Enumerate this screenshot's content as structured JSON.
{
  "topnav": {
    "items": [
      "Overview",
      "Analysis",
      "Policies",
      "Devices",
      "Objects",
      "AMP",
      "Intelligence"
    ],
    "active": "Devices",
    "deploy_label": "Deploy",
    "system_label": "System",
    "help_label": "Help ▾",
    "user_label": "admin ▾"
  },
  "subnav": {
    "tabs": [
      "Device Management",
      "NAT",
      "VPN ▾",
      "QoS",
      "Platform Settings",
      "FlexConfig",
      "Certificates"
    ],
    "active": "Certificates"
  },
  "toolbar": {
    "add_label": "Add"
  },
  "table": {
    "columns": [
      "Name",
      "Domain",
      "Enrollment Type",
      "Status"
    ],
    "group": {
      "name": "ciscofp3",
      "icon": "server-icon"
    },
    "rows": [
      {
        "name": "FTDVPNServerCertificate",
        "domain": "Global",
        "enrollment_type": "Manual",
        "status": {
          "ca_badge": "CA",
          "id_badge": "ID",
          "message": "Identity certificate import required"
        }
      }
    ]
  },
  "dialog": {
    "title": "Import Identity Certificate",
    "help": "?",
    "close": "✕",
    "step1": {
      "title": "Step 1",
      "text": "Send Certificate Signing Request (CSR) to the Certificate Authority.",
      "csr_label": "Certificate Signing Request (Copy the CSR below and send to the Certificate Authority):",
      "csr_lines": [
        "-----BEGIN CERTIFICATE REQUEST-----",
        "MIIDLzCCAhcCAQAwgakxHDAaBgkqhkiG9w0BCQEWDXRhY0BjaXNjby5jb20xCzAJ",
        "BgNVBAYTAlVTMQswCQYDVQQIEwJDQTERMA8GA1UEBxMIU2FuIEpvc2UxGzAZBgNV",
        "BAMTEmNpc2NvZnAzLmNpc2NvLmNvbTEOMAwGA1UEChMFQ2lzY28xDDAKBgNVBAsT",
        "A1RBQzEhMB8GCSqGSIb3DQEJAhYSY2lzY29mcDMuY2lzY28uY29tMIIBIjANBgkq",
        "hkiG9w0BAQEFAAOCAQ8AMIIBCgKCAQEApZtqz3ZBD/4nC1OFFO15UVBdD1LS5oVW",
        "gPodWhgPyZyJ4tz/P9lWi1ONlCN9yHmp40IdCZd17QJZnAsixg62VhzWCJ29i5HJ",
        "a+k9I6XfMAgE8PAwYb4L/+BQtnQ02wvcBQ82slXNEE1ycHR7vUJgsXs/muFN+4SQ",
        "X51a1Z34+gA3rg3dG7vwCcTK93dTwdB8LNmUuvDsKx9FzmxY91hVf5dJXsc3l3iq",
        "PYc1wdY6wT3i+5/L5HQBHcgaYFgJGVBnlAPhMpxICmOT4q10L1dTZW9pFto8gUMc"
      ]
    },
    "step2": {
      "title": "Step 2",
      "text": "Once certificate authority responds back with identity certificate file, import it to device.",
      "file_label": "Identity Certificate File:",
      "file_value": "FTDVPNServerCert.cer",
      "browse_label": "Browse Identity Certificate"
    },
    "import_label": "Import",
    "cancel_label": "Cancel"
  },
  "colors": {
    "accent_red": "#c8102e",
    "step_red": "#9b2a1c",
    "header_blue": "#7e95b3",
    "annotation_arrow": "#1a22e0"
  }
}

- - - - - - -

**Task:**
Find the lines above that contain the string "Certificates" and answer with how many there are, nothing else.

**Solved exercise:**
2